Nearly 200 devoted fans gathered in Malaysia’s capital Kuala Lumpur on Thursday night to pay tribute to Kim Jong-hyun, the lead singer of top South Korean boy band SHINee who died this Monday in a possible suicide.
Fans, mostly young teens of Chinese ancestry, gave speeches, lighted candles and sang the group’s hit song Replay near the river close to tourist spot Masjid Jamek.
“It’s a chance and effort to let the fans find closure and provide at least a small amount of comfort. Telling them that they are not alone. And if they need help there is a community with like-minded people,” University of London economics student Catherine Tan, 21, who co-organised the event, told Asian Correspondent.
Malaysian tribute to @SHINee's Jonghyun at the Blue Pool, Dataran Merdeka tonight.
— Malaysian Kpop Fans (MKF) (@msiakpopfans) December 21, 2017
Fans also dressed in white and brought white balloons and fan merchandise to the tribute, which lasted for about one and a half hours, before dispersing on police order.
Jonghyun is the lead singer in SHINee, one of South Korea’s most popular boy bands who has been around for nearly a decade. The 27-year-old artist, who recently went solo, was found unconscious in his serviced residence in Seoul, according to police officials, Reuters reported.
His death is a big blow to the massive worldwide K-pop fan base, especially when his suicide note reveals the star’s struggles with feelings of depression, self-hate, isolation and the pain of being “known to the world”.
It’s sparked a conversation around mental health, with the hashtags #MyMentalHealthIn5Words and #YouDidWellJonghyun trending on Twitter – Jonghyun’s final text message to his sister reportedly wrote, “Tell me I did well”. South Korean media outlets are also providing information about suicide and where to seek help for it, in line with the World Health Organization guidelines on suicide reporting.
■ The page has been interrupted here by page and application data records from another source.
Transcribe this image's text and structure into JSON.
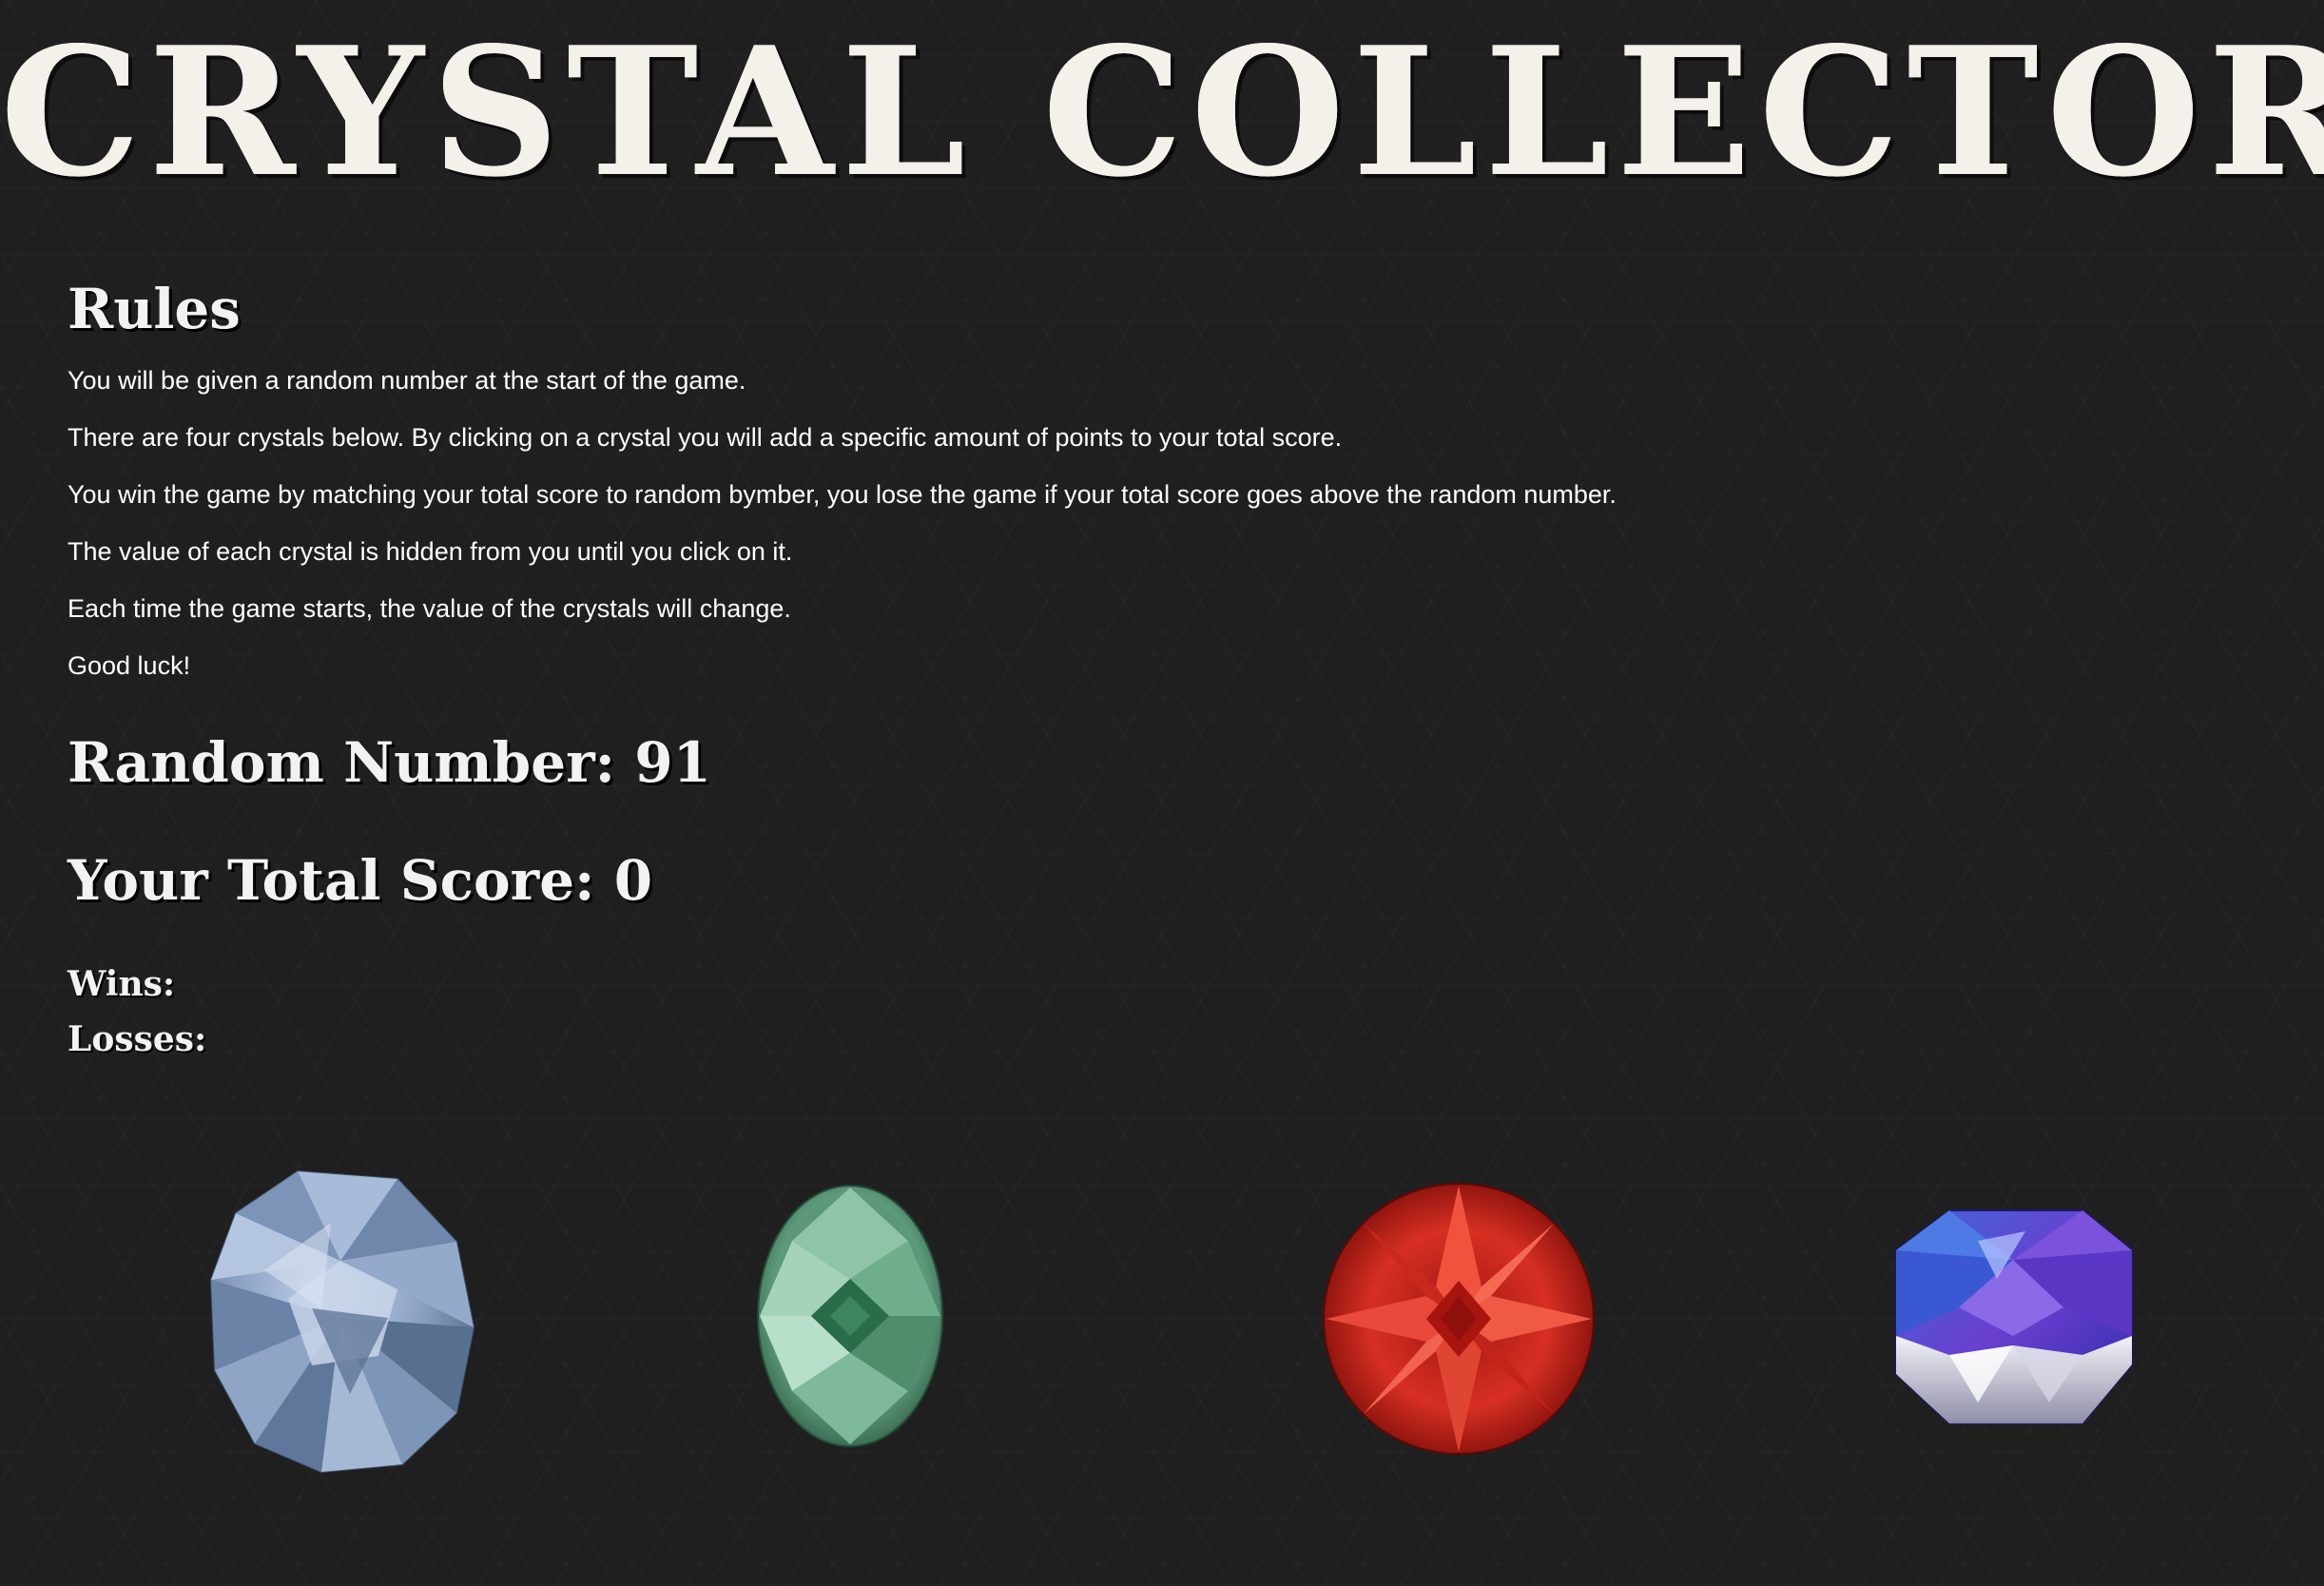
{
  "title": "CRYSTAL COLLECTOR",
  "rules": {
    "heading": "Rules",
    "lines": [
      "You will be given a random number at the start of the game.",
      "There are four crystals below. By clicking on a crystal you will add a specific amount of points to your total score.",
      "You win the game by matching your total score to random bymber, you lose the game if your total score goes above the random number.",
      "The value of each crystal is hidden from you until you click on it.",
      "Each time the game starts, the value of the crystals will change.",
      "Good luck!"
    ]
  },
  "stats": {
    "random_number": "Random Number: 91",
    "total_score": "Your Total Score: 0",
    "wins": "Wins:",
    "losses": "Losses:"
  },
  "crystals": [
    {
      "name": "blue-gray-crystal",
      "color": "#7f97b8"
    },
    {
      "name": "green-crystal",
      "color": "#4e8c6c"
    },
    {
      "name": "red-crystal",
      "color": "#d12a1f"
    },
    {
      "name": "purple-crystal",
      "color": "#5a3bc7"
    }
  ],
  "colors": {
    "background": "#1f1f1f",
    "text": "#ffffff"
  }
}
.@BefriendersKL has seen emails from distressed young Malaysians – many under 20-years-old – almost double after singer #Jonghyun's death. They're urging #SHINee fans to talk about how they're feeling with someone they trust, a professional or call their hotline: 03-79568145 pic.twitter.com/hWiruIEwrQ
— Sumisha Naidu (@sumishanaidu) December 20, 2017
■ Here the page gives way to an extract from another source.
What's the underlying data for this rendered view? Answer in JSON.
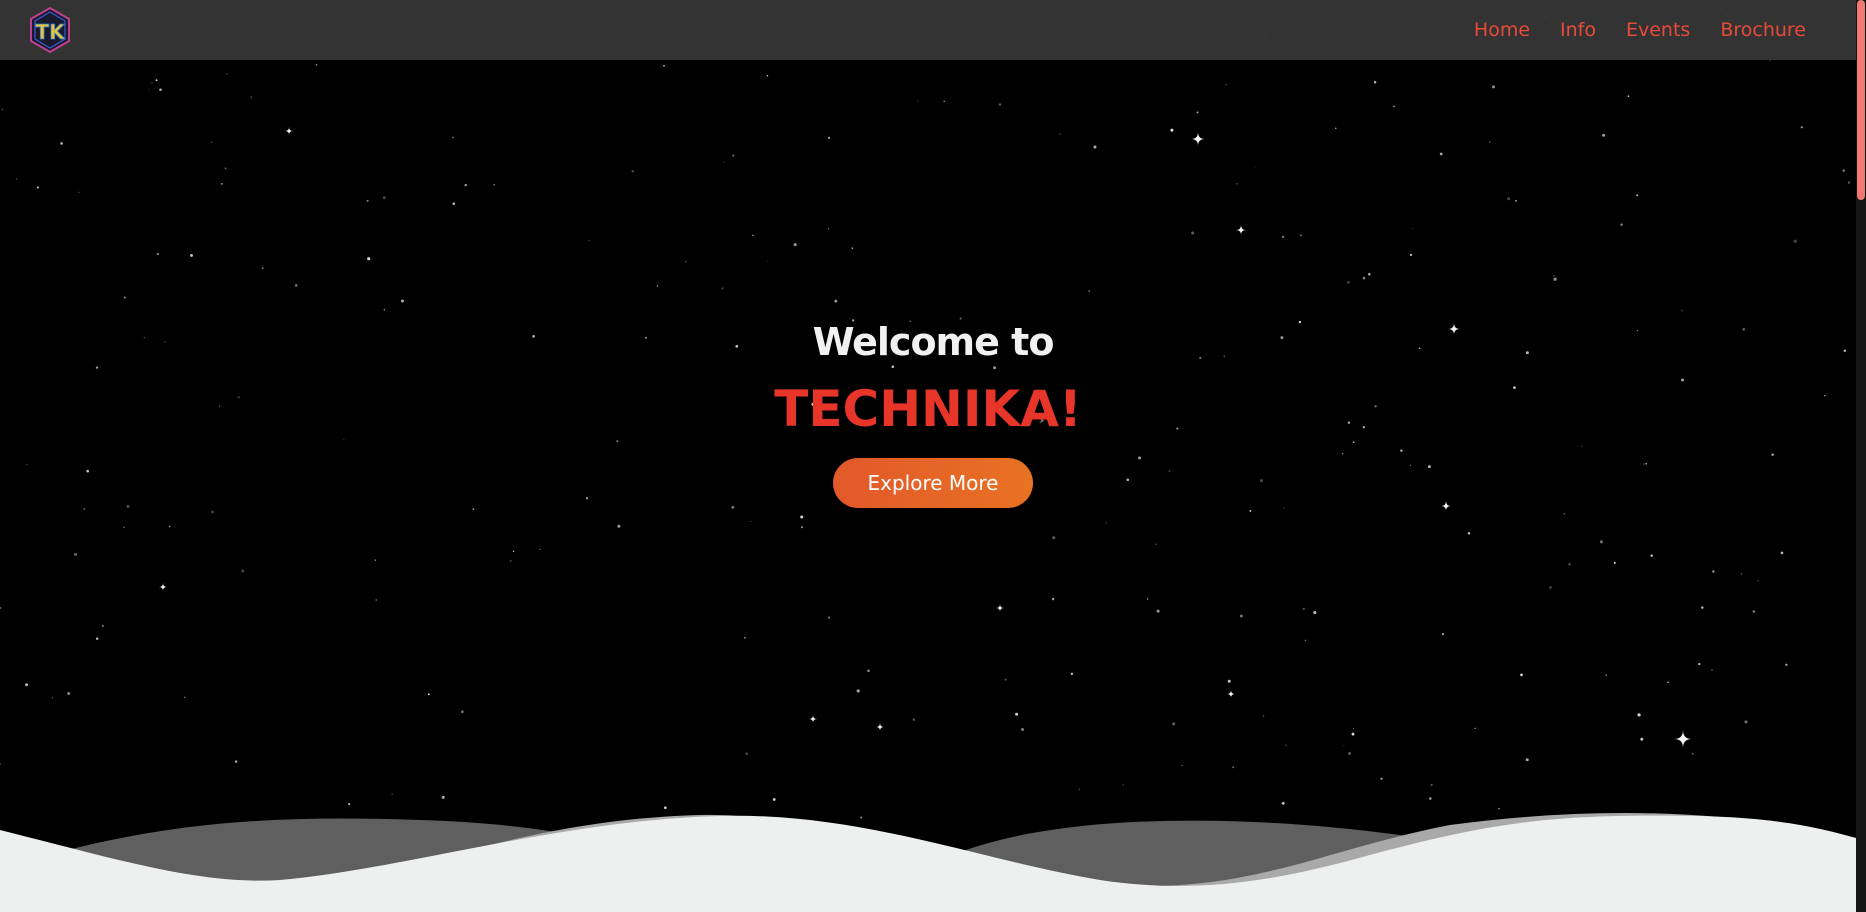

The response to the K-pop idol’s death has taken a different turn amongst the Malaysian public, for which Muslims make up the majority. While many mourned his death, certain conservative segments vilified Jonghyun and his fans as obsessive, as well as “un-Islamic” as suicide is considered a sin in the religion and believers were allegedly not allowed to pray for the “kafirs” (infidels).
Nonetheless, several Malaysian Muslim fans turned up at the tribute yesterday, though many were fearful of revealing their identities for fear of more public backlash against them.
“I’m just here to pay my respects to him. I don’t think my presence is against any Islamic principles,” said a 17-year-old Malay Muslim male, who wishes to remain anonymous.
RIP JONGHYUN OPPA😢 in the islamic religion suicide is the greatest sin, but because our religion is different i am islam you are another religion, but i still pray for you, my god ALLAH, only ALLAH knows, REST IN PEACE OPPA😢😭 GOODBYE JONGHYUN OPPA😢 😭😭
— Afrita_Ayuni_93 (@afrita_ayuni93) December 19, 2017
A 22-year-old Shawol – what SHINee’s fans are officially called in the K-Pop fandom – who only wants to be known as Tifa said: “In my opinion, it is not wrong for you to like whatever you want to like.
“People in Malaysia keep looking down on us as if we have nothing else better to do than to mourn a dead K-pop guy. I’ve been following him since I was in school, it’s very heartbreaking to see him go like this.
“He died because of depression so you cannot joke about someone else’s death. It’s a mental health issue, but people in Malaysia keep talking badly about him.
“It makes me feel so sad.”
Editor’s Note: For those of you living in Malaysia, please call one of the following numbers if you are thinking about suicide: 03-79568145 or 03- 92850039 (hotlines for suicide prevention).
This article first appeared on our sister website Asian Correspondent